**Task to carry out:** Omit every picture while you reproduce the entries that follow word for word.

**Records provided:**
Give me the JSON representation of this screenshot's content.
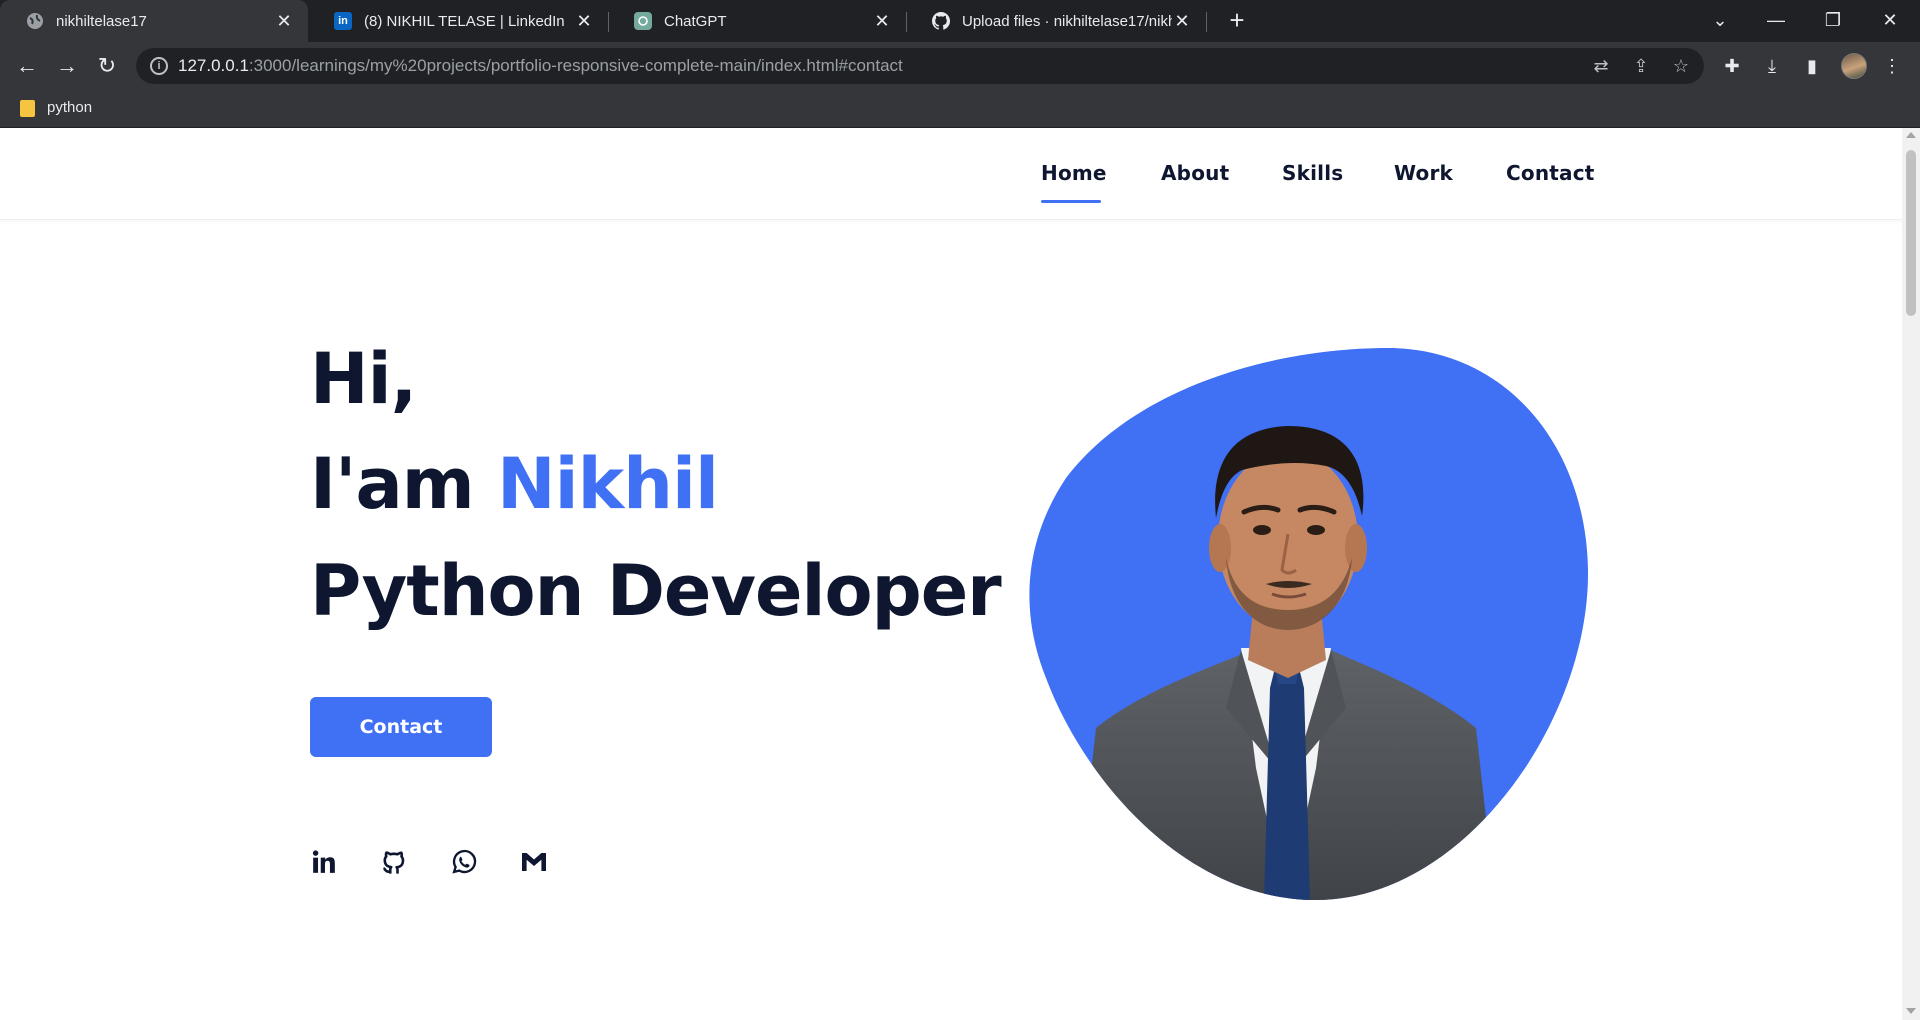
{
  "browser": {
    "tabs": [
      {
        "title": "nikhiltelase17",
        "icon": "globe-icon",
        "active": true
      },
      {
        "title": "(8) NIKHIL TELASE | LinkedIn",
        "icon": "linkedin-icon",
        "active": false
      },
      {
        "title": "ChatGPT",
        "icon": "chatgpt-icon",
        "active": false
      },
      {
        "title": "Upload files · nikhiltelase17/nikhi",
        "icon": "github-icon",
        "active": false
      }
    ],
    "url_host": "127.0.0.1",
    "url_rest": ":3000/learnings/my%20projects/portfolio-responsive-complete-main/index.html#contact",
    "bookmarks": [
      {
        "label": "python",
        "icon": "folder-icon"
      }
    ]
  },
  "site": {
    "nav": [
      "Home",
      "About",
      "Skills",
      "Work",
      "Contact"
    ],
    "active_nav": "Home",
    "hero": {
      "line1": "Hi,",
      "line2_prefix": "I'am ",
      "name": "Nikhil",
      "line3": "Python Developer",
      "button": "Contact"
    },
    "socials": [
      "linkedin-icon",
      "github-icon",
      "whatsapp-icon",
      "gmail-icon"
    ],
    "colors": {
      "accent": "#4070f4",
      "text": "#0e1630"
    }
  }
}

**Reply to the task:**
Give me the JSON representation of this screenshot's content.
{
  "browser": {
    "tabs": [
      {
        "title": "nikhiltelase17",
        "icon": "globe-icon",
        "active": true
      },
      {
        "title": "(8) NIKHIL TELASE | LinkedIn",
        "icon": "linkedin-icon",
        "active": false
      },
      {
        "title": "ChatGPT",
        "icon": "chatgpt-icon",
        "active": false
      },
      {
        "title": "Upload files · nikhiltelase17/nikhi",
        "icon": "github-icon",
        "active": false
      }
    ],
    "url_host": "127.0.0.1",
    "url_rest": ":3000/learnings/my%20projects/portfolio-responsive-complete-main/index.html#contact",
    "bookmarks": [
      {
        "label": "python",
        "icon": "folder-icon"
      }
    ]
  },
  "site": {
    "nav": [
      "Home",
      "About",
      "Skills",
      "Work",
      "Contact"
    ],
    "active_nav": "Home",
    "hero": {
      "line1": "Hi,",
      "line2_prefix": "I'am ",
      "name": "Nikhil",
      "line3": "Python Developer",
      "button": "Contact"
    },
    "socials": [
      "linkedin-icon",
      "github-icon",
      "whatsapp-icon",
      "gmail-icon"
    ],
    "colors": {
      "accent": "#4070f4",
      "text": "#0e1630"
    }
  }
}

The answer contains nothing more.